With time our to-do-list might grow lengthy. Perhaps it was quite a few years since we decided to gather all tasks in a single to-do-list, and with time it has swelled with all kinds of things that need doing. It keeps getting longer, and that is OK. It does not have to end — ever. There will always be more things we either need or want to do.
For you who prefer listening to reading, this post is also available as an episode of the “Done!” podcast:
Of course we should strive to complete the tasks we need to do today, and do our best to do all the important tasks needing to be done soon, but to do, complete and finish everything I ever though of that I might want to do (and hence put on my list) is at least not one of my goals.
Anything but done
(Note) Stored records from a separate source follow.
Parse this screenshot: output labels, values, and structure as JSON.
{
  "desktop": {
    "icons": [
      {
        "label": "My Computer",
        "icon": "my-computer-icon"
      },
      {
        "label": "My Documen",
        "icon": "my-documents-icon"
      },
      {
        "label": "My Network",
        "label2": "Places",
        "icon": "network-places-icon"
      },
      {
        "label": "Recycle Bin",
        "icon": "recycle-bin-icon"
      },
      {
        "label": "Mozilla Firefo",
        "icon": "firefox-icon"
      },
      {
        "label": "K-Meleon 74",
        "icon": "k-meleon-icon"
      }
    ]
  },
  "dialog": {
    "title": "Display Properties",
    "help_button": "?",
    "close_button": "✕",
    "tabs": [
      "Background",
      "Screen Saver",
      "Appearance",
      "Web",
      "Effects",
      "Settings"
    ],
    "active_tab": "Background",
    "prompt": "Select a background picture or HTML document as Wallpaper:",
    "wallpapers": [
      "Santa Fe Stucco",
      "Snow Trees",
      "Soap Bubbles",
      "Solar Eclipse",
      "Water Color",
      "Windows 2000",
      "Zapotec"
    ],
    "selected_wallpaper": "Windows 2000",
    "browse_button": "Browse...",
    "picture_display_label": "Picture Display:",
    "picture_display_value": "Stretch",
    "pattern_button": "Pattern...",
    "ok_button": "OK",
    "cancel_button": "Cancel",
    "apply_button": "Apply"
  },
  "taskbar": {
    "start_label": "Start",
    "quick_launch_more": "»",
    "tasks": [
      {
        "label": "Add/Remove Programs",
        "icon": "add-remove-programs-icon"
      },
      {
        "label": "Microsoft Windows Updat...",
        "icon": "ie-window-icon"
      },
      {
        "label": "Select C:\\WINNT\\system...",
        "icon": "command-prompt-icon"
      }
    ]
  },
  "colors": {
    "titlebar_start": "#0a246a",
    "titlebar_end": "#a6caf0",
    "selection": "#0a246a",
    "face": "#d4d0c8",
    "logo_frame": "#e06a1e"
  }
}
The list does admittedly grow somewhat ”foggy” with time. It now contains things we have decided to do, but also things we think we might want to do at some point, or ideas of things we could or should be doing. When we browse the list there are some tasks that catch our attention, which we begin to consider doing, but then conclude that ”on second thought, I’ll do that some other day”, and we continue browsing. They distract us, the tasks we once thought we should do, but which we now do not see the appeal or necessity in.
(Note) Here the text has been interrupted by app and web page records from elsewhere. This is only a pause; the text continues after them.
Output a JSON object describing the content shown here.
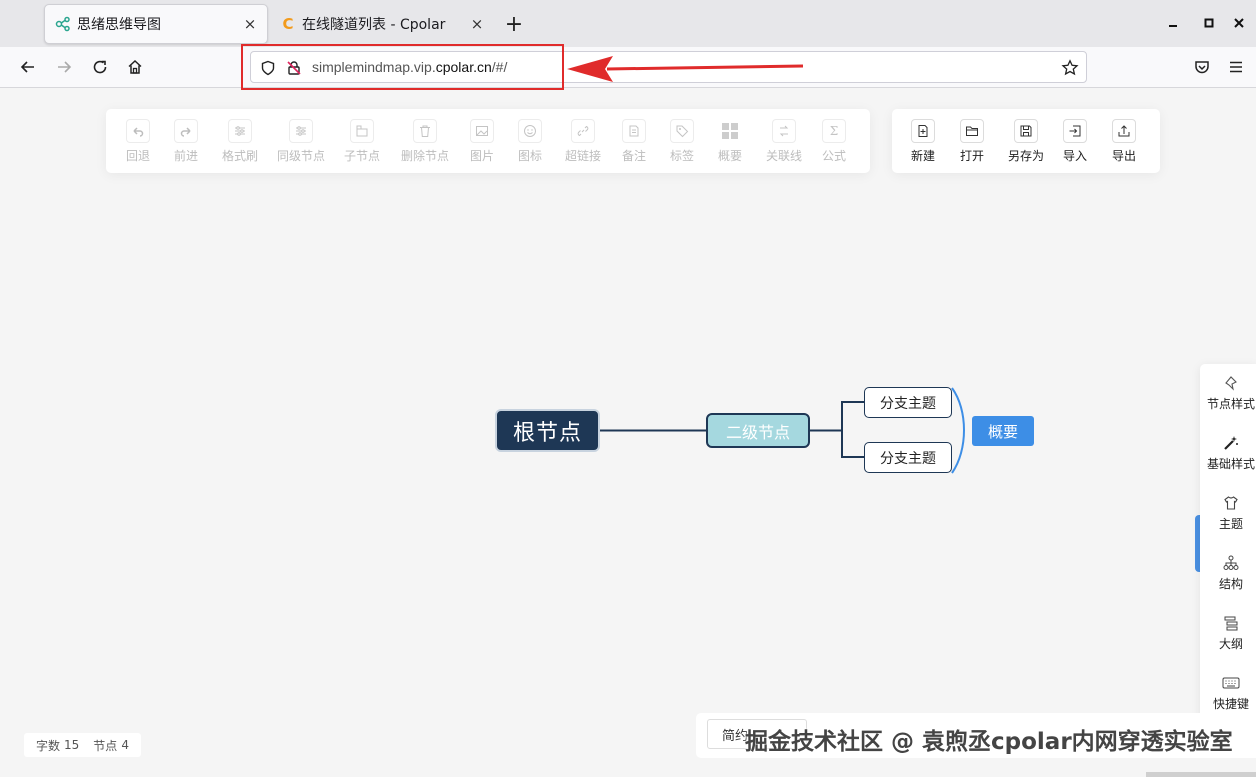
{
  "browser": {
    "tabs": [
      {
        "title": "思绪思维导图",
        "close": "×"
      },
      {
        "title": "在线隧道列表 - Cpolar",
        "close": "×",
        "favicon": "C"
      }
    ],
    "new_tab": "+",
    "url": {
      "prefix": "simplemindmap.vip.",
      "domain": "cpolar.cn",
      "suffix": "/#/"
    },
    "annotation_color": "#e02b2b"
  },
  "toolbar": {
    "edit_tools": [
      {
        "label": "回退",
        "icon": "undo-icon"
      },
      {
        "label": "前进",
        "icon": "redo-icon"
      },
      {
        "label": "格式刷",
        "icon": "format-brush-icon"
      },
      {
        "label": "同级节点",
        "icon": "sibling-node-icon"
      },
      {
        "label": "子节点",
        "icon": "child-node-icon"
      },
      {
        "label": "删除节点",
        "icon": "delete-icon"
      },
      {
        "label": "图片",
        "icon": "image-icon"
      },
      {
        "label": "图标",
        "icon": "emoji-icon"
      },
      {
        "label": "超链接",
        "icon": "link-icon"
      },
      {
        "label": "备注",
        "icon": "note-icon"
      },
      {
        "label": "标签",
        "icon": "tag-icon"
      },
      {
        "label": "概要",
        "icon": "summary-icon"
      },
      {
        "label": "关联线",
        "icon": "association-line-icon"
      },
      {
        "label": "公式",
        "icon": "formula-icon"
      }
    ],
    "file_tools": [
      {
        "label": "新建",
        "icon": "new-file-icon"
      },
      {
        "label": "打开",
        "icon": "open-folder-icon"
      },
      {
        "label": "另存为",
        "icon": "save-as-icon"
      },
      {
        "label": "导入",
        "icon": "import-icon"
      },
      {
        "label": "导出",
        "icon": "export-icon"
      }
    ]
  },
  "mindmap": {
    "root": "根节点",
    "second_level": "二级节点",
    "branches": [
      "分支主题",
      "分支主题"
    ],
    "summary": "概要",
    "colors": {
      "root": "#1e3755",
      "second": "#a5d8df",
      "summary": "#3d8ee6",
      "line": "#1e3755"
    }
  },
  "sidebar": {
    "items": [
      {
        "label": "节点样式",
        "icon": "node-style-icon"
      },
      {
        "label": "基础样式",
        "icon": "magic-wand-icon"
      },
      {
        "label": "主题",
        "icon": "shirt-icon"
      },
      {
        "label": "结构",
        "icon": "structure-icon"
      },
      {
        "label": "大纲",
        "icon": "outline-icon"
      },
      {
        "label": "快捷键",
        "icon": "keyboard-icon"
      }
    ]
  },
  "status": {
    "word_label": "字数",
    "word_count": "15",
    "node_label": "节点",
    "node_count": "4"
  },
  "bottom": {
    "mode_label": "简约",
    "watermark": "掘金技术社区 @ 袁煦丞cpolar内网穿透实验室"
  }
}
The list has become a ”to-perhaps, maybe-do”-list, which has a whole other ring to it than a ”to-do-list”.
Definitely — not maybe
Only add things you really want to do to the to-do-list, not things you think you might potentially and perhaps want to do at some point. Instead, keep all the things you might want to do in a ”sometime, maybe”-list. Many digital list-tools have some form of list titled ”Someday / Maybe” or the likes.
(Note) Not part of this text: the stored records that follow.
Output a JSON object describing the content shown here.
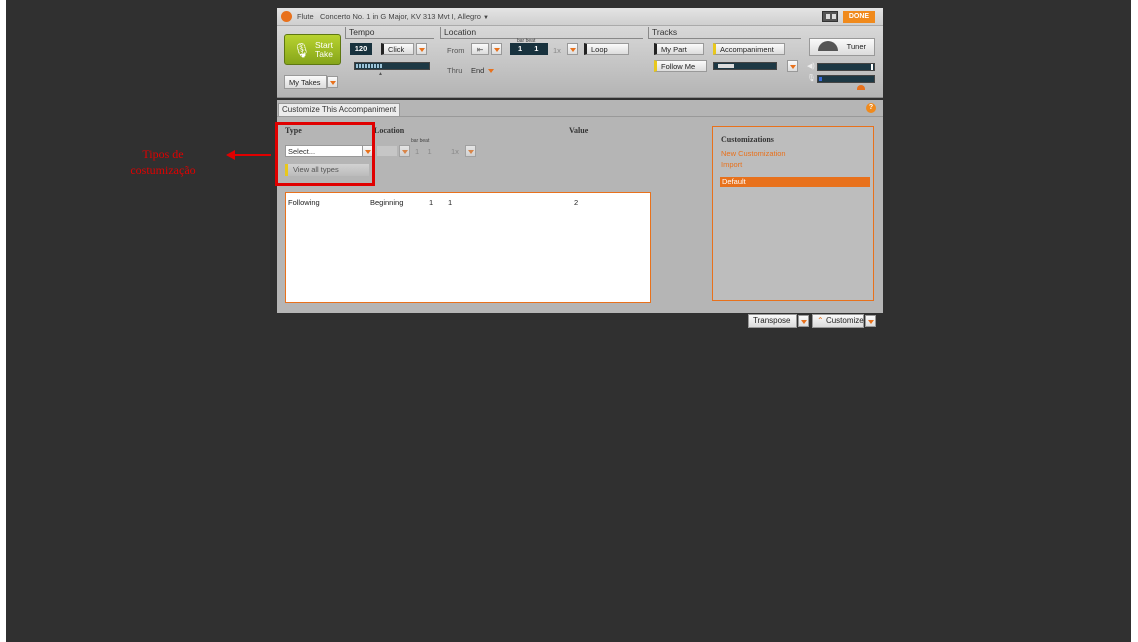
{
  "titlebar": {
    "instrument": "Flute",
    "piece": "Concerto No. 1 in G Major, KV 313 Mvt I, Allegro",
    "done": "DONE"
  },
  "toolbar": {
    "start_take": [
      "Start",
      "Take"
    ],
    "my_takes": "My Takes",
    "tempo": {
      "label": "Tempo",
      "value": "120",
      "click": "Click"
    },
    "location": {
      "label": "Location",
      "from": "From",
      "thru": "Thru",
      "end": "End",
      "bar_beat": "bar  beat",
      "bar": "1",
      "beat": "1",
      "repeat": "1x",
      "loop": "Loop"
    },
    "tracks": {
      "label": "Tracks",
      "my_part": "My Part",
      "accompaniment": "Accompaniment",
      "follow_me": "Follow Me"
    },
    "tuner": "Tuner"
  },
  "panel": {
    "tab": "Customize This Accompaniment",
    "headers": {
      "type": "Type",
      "location": "Location",
      "value": "Value"
    },
    "type_select": "Select...",
    "bar_beat": "bar  beat",
    "loc_bar": "1",
    "loc_beat": "1",
    "loc_repeat": "1x",
    "view_all": "View all types",
    "rows": [
      {
        "type": "Following",
        "location": "Beginning",
        "bar": "1",
        "beat": "1",
        "value": "2"
      }
    ],
    "customizations": {
      "title": "Customizations",
      "new": "New Customization",
      "import": "Import",
      "default": "Default"
    }
  },
  "bottom": {
    "transpose": "Transpose",
    "customize": "Customize"
  },
  "annotation": [
    "Tipos de",
    "costumização"
  ],
  "colors": {
    "accent": "#e8711c",
    "annotation": "#e00000",
    "start_green": "#9ab822",
    "lcd": "#18323e"
  }
}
You do not need to keep an eye on this list, because if the tasks on this list are not done in a long while, it does not really matter or cause problems. You review it once a month and see if there is anything you previously thought you might want to do, that you now actually want to do. If so, move the task onto your actual to-do-list and there you go — it will now get done sometime soon.
If you want to make your to-do-list more clear and clean, try this:
- Skim through your to-do-list and look for tasks which you are not certain you want to or should do. They might once have been a great idea, but you are not so sure this is still the case.
- Transfer the tasks you are not so sure about to your ”sometime, maybe”-list instead.
- Add a point to the checklist of your weekly run-through that if it is the first week of the month, you will browse the ”sometime, maybe”-list and potentially activate tasks which are now relevant.
Don’t be so hard on yourself — just tighten up the list
If you make sure that your to-do-list solely contains concrete and clear instructions of tasks that are relevant and which you have consciously decided to do, it will become much easier to work with. And, as a bonus, it will become shorter. Given that it is the right time, that you have time, and that you are in the right location, you will be able to act on any item on the list without hesitating. And from now on, you will never again be distracted by irrelevant tasks when browsing the list for the next right thing to do.
What is your way?
Where do you write down all the ideas of things you could do, but are not yet certain you want or should do right now? Do you have a designated place for ideas? Tell me!
(I write above that you should have a single to-do list, but that’s a truth with modification. There are situations where it’s not the end of the world if you have multiple lists anyway.)
There's more where this came from
If you want more tips on how to create good structure at work, there are many ways to get that from me - in podcasts, videos, books, talks and other formats.